- Housebreaking difficulties
A Havanese may not be right for you.
Keep in mind that the inheritance of temperament is less predictable than the inheritance of physical traits such as size or shedding. Temperament and behavior are also shaped by raising and training.
- You can avoid some negative traits by choosing an ADULT dog from an animal shelter or rescue group. With an adult dog, you can easily see what you're getting, and plenty of adult Havanese have already proven themselves not to have negative characteristics.
- If you want a puppy, you can avoid some negative traits by choosing the right breeder and the right puppy. Unfortunately, you usually can't tell whether a puppy has inherited temperament or health problems until he grows up.
- Finally, you can avoid some negative traits by training your Havanese to respect you and by following the 11-step care program in my book, 11 Things You Must Do Right To Keep Your Dog Healthy and Happy.
More traits and characteristics of the Havanese
If I was considering a Havanese, I would be most concerned about...
- Grooming. Coat care is a major responsibility. Havanese require weekly brushing and combing, and also clipping and trimming every couple of months. Otherwise their coat keeps growing and turns into a matted mass.
For ease of care, consider clipping the coat short so that brushing and combing is minimized. Then your Havanese will look like an adorable puppy throughout his life.
- Housebreaking problems. The Havanese belongs to the same "family" of dogs as the Bichon Frise and Maltese and all of them are slow to housebreak. Consistent crate training is mandatory. Sometimes a doggy door is necessary so the dog can go out whenever he needs to (though that can lead to another problem if he stays outside and barks!). You will have greater success if the potty area is covered, since many Havanese despise getting wet. Read more on housebreaking your Havanese.
If the potential housebreaking problem sounds like a deal-breaker to you, don't give up! Consider adopting an already-housebroken adult Havanese from a rescue group.
- Potential separation anxiety. More than most other breeds, the Havanese needs a great deal of companionship and does not like being left alone for more than a few hours. He is likely to express unhappiness by barking or chewing things up.
- Providing enough socialization.
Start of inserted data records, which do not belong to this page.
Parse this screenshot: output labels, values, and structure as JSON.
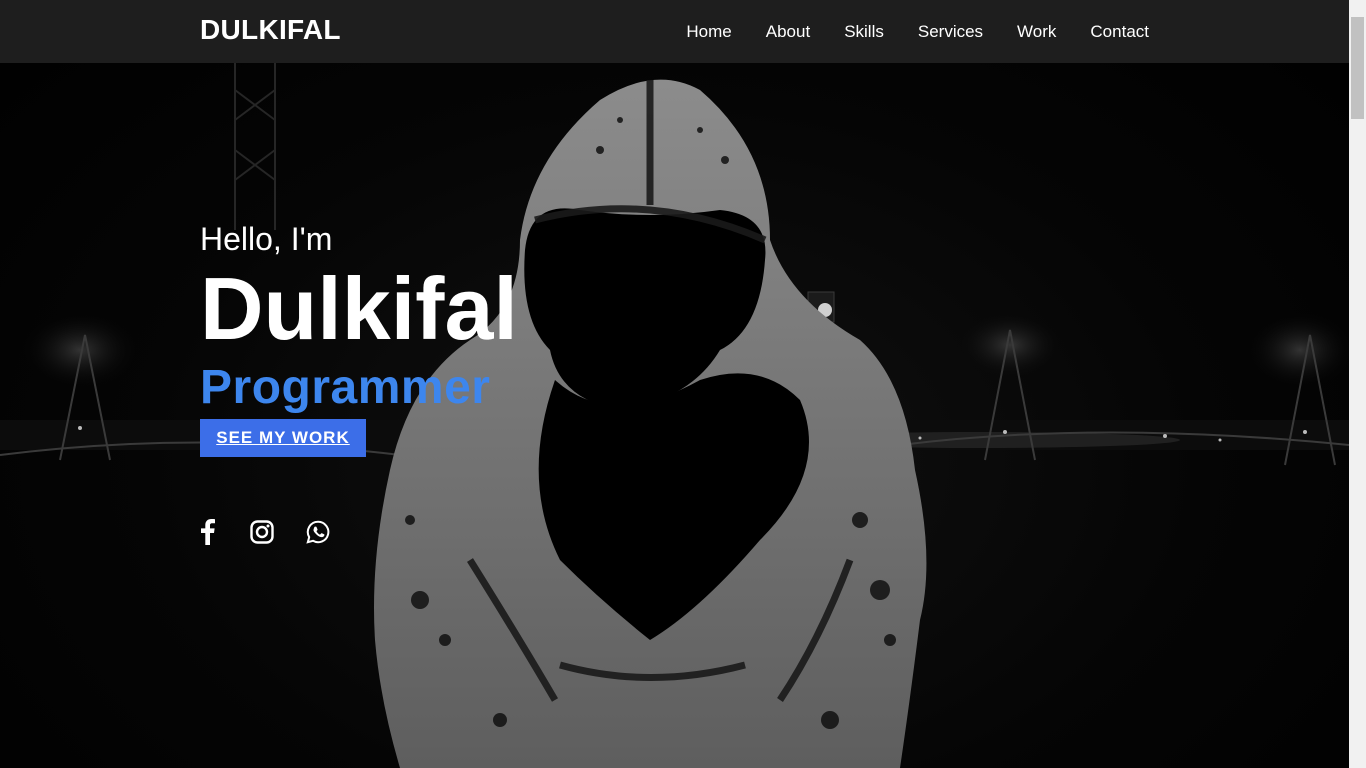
{
  "brand": {
    "name": "DULKIFAL"
  },
  "nav": {
    "items": [
      {
        "label": "Home"
      },
      {
        "label": "About"
      },
      {
        "label": "Skills"
      },
      {
        "label": "Services"
      },
      {
        "label": "Work"
      },
      {
        "label": "Contact"
      }
    ]
  },
  "hero": {
    "greeting": "Hello, I'm",
    "name": "Dulkifal",
    "role": "Programmer",
    "cta_label": "SEE MY WORK"
  },
  "socials": [
    {
      "icon": "facebook-icon"
    },
    {
      "icon": "instagram-icon"
    },
    {
      "icon": "whatsapp-icon"
    }
  ],
  "colors": {
    "navbar_bg": "#1e1e1e",
    "accent_role": "#3d86ee",
    "cta_bg": "#3c6ee8",
    "page_bg": "#000000"
  }
}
The Havanese tends to be a bit standoffish with strangers. If you don't do enough socializing, or if you do it the wrong way, their natural caution might become shyness or suspiciousness. Read more on socializing your dog.
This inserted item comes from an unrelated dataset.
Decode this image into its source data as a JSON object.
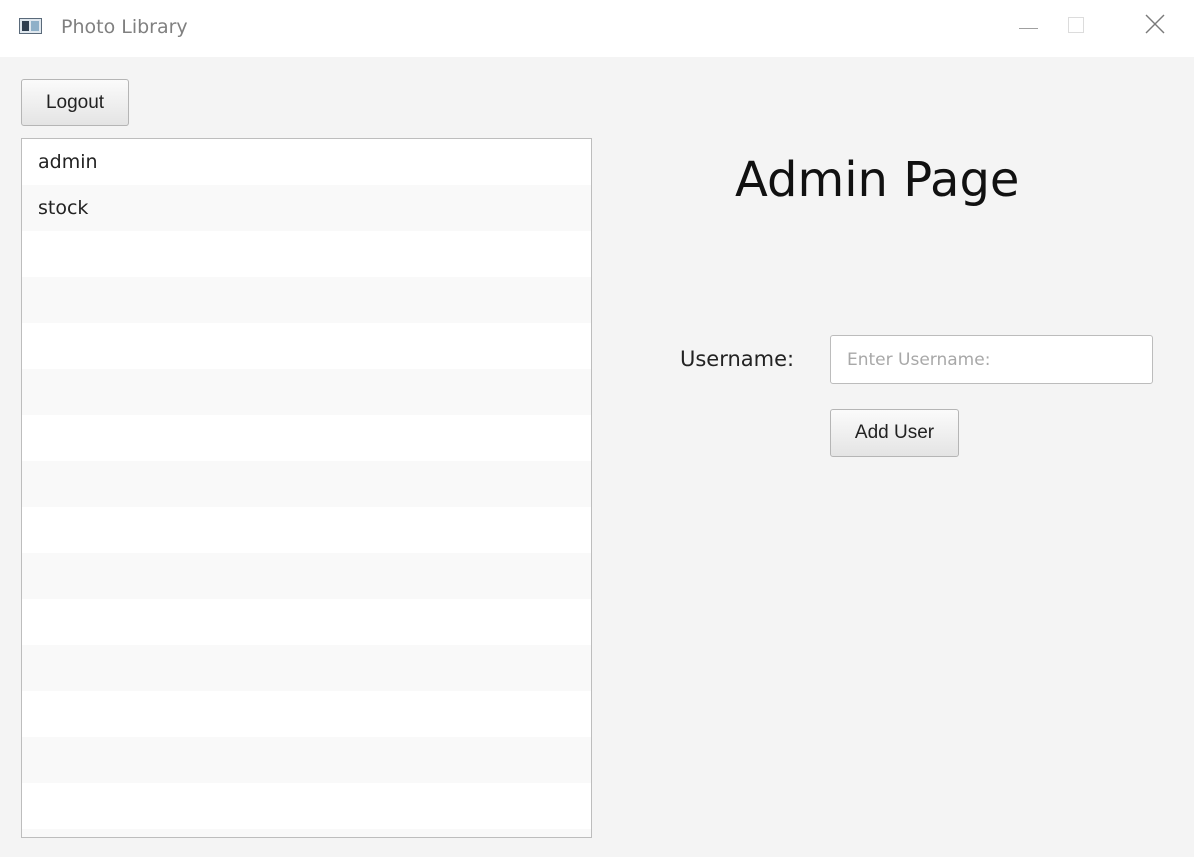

- Potential barking. Like most small dogs, the Havanese may be quick to bark when he hears or sees something new. But you can prevent your Havanese from developing a chronic barking habit by establishing the right relationship between the two of you, where you are the leader and he is the follower. When your Havanese respects you, he will follow your rules and stop what he's doing when you tell him "No." Read more about respect training.
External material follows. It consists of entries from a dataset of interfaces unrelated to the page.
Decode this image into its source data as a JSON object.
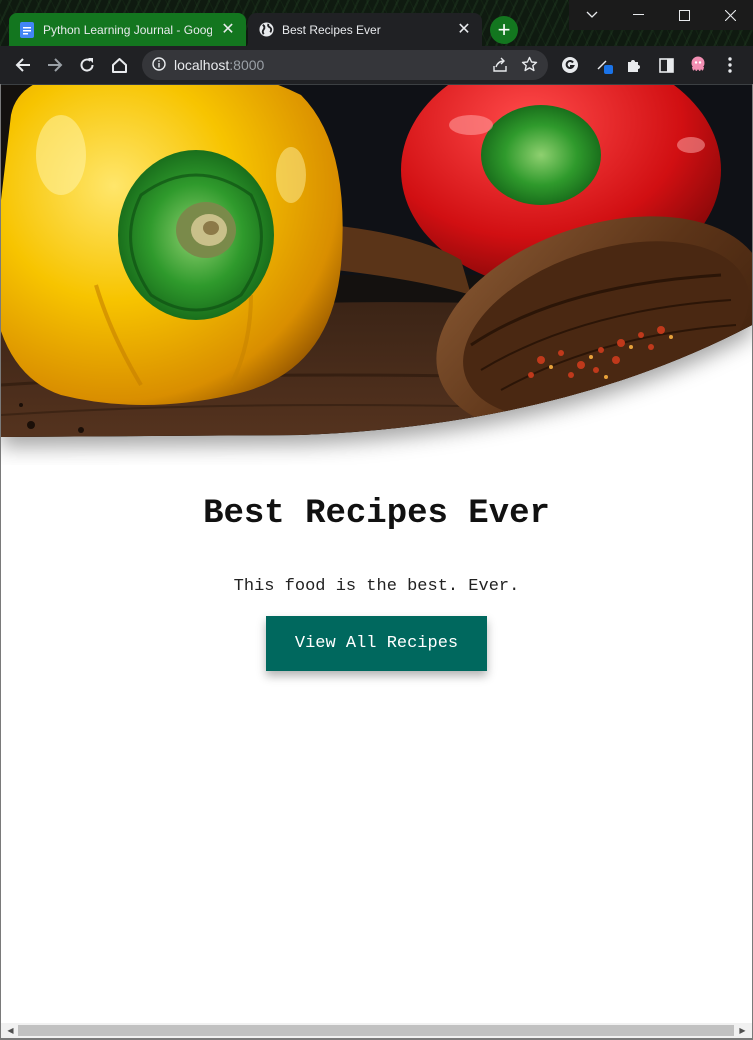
{
  "browser": {
    "tabs": [
      {
        "title": "Python Learning Journal - Google Docs",
        "icon": "google-docs-icon",
        "active": false
      },
      {
        "title": "Best Recipes Ever",
        "icon": "globe-icon",
        "active": true
      }
    ],
    "address": {
      "host": "localhost",
      "port": ":8000"
    },
    "colors": {
      "tab_strip_accent": "#13761f",
      "toolbar": "#202124",
      "omnibox": "#35363a"
    }
  },
  "page": {
    "hero_alt": "Yellow and red bell peppers with a wooden spoon of chili flakes",
    "title": "Best Recipes Ever",
    "tagline": "This food is the best. Ever.",
    "cta_label": "View All Recipes",
    "colors": {
      "cta": "#00685e",
      "cta_text": "#ffffff",
      "text": "#111111"
    }
  }
}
- Potential health problems. Most Havanese are long-lived. But they are very prone to allergies that can disrupt their quality of life. Havanese can be allergic to fleas, grass, pollen, and so on. Allergies cause a dog to scratch and chew himself into horrendous skin conditions.
Other concerns in the breed are urinary problems and bladder stones, along with loose knee joints that may require surgery. Read more about Havanese Health.
To help you train and care for your dog
Dog training videos. Sometimes it's easier to train your puppy (or adult dog) when you can see the correct training techniques in action.
The problem is that most dog training videos on the internet are worthless, because they use the wrong training method. I recommend these dog training videos that are based on respect and leadership.
To learn more about training your dog to be calm and well-behaved, my dog training book is Teach Your Dog 100 English Words. It's a unique Vocabulary and Respect Training Program that will teach your dog to listen to you and do whatever you ask.
My dog buying guide, Dog Quest: Find The Dog Of Your Dreams, will teach you everything you need to know about finding a good-tempered, healthy dog.
My dog health care book, 11 Things You Must Do Right To Keep Your Dog Healthy and Happy, shows you how to help your dog live a longer life while avoiding health problems and unnecessary veterinary expenses.